          'table': new WebAssembly.Table({initial: 0, maximum: 0, element: 'anyfunc'}),
          'tableBase': 0,
          'memory': memory,
          'memoryBase': 1024,
          'STACKTOP': 0,
          'STACK_MAX': memory.buffer.byteLength,
        const importObject = {env};

This environment configures the memory available to Web Assembly. You can see that you would also need to setup the table. Tables make it possible to have function pointers, but in a way that isn’t vulnerable to attacks by referencing memory locations directly. A table is an array that lives outside of WebAssembly’s memory, and the values are references to functions. They were added to the spec to support these function pointers, because C and C++ rely on them.


WebAssembly is a very exciting new technology, and working with it is extrememly simple using tools like Emscripten.
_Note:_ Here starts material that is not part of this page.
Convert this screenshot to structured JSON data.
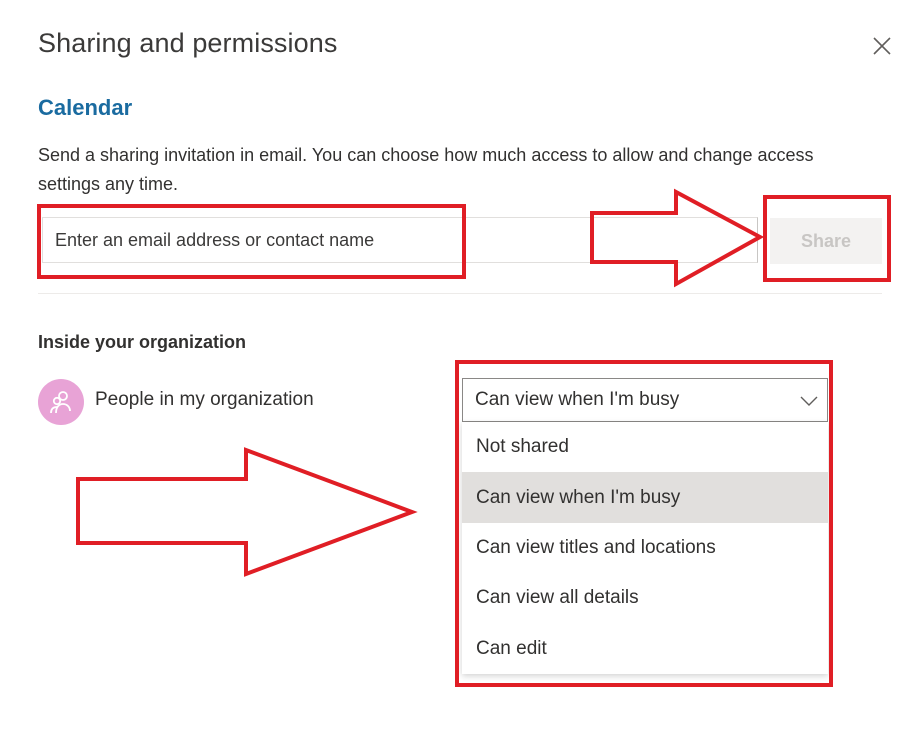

Not every project is going to be suited for porting to WebAssembly, but overtime that will likely change. I'm looking forward to seeing how WebAssembly evolves over time, and what types of things developers will create with it. There are already many resources online descriving WebAssembly in great detail, one ofthe best that I've come across is from Mozilla. If you want to see the code from the texas holdem simulator referenced in this post, please take a look here.